Waymarking is the placing of a series of signs called waymarks (also way markers) to indicate a route, especially a footpath or bridle path. In North America the term trail blazing is the closest equivalent. Cairns are a common form and the inuksuk is another ancient type of waymark. Way marks are intended for travelers on foot, bicycle, or horse; for highways traffic sign is the more common term.
Waymarks typically consist of a specific symbol, which is repeated at frequent intervals along the route.
The hiking path waymarked may be a specific named route, such as the Pennine Way, or may more generally be any public right of way. National Trails in the United Kingdom generally use an acorn symbol. The National Cycle Network in the UK uses sculptural markers made of cast iron. The mark may also indicate the status of the route, for example in England yellow marks indicate footpaths, blue for bridleways and red for byways open to all traffic.
Representative waymarks include:
Acorn symbol used to guide the route of National Trails in Great Britain
A Hampshire County Council footpath Waymarker, Southern England
Clapham Park, Bedfordshire, England
Bridleway, Kinniside Common, Lake District, England
South West Coast Path, England
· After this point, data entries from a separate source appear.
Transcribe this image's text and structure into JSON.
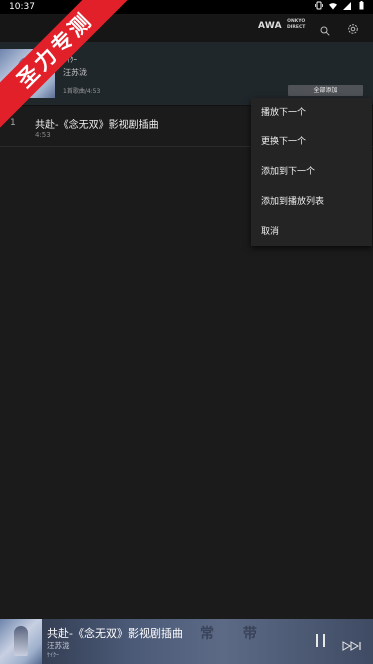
{
  "status": {
    "time": "10:37"
  },
  "appbar": {
    "awa": "AWA",
    "onkyo_line1": "ONKYO",
    "onkyo_line2": "DIRECT"
  },
  "album": {
    "title": "ｹｲｸｰ",
    "artist": "汪苏泷",
    "meta": "1首歌曲/4:53",
    "add_all": "全部添加"
  },
  "tracks": [
    {
      "number": "1",
      "title": "共赴-《念无双》影视剧插曲",
      "duration": "4:53"
    }
  ],
  "menu": {
    "items": [
      "播放下一个",
      "更换下一个",
      "添加到下一个",
      "添加到播放列表",
      "取消"
    ]
  },
  "watermark": {
    "text": "圣力专测"
  },
  "player": {
    "title": "共赴-《念无双》影视剧插曲",
    "artist": "汪苏泷",
    "album": "ｹｲｸｰ",
    "bg_text": "常 带"
  },
  "colors": {
    "watermark": "#e2202a",
    "header_bg": "#20272b",
    "menu_bg": "#242424",
    "app_bg": "#1b1b1b"
  }
}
The characteristic white and red stripes that mark a GR footpath in France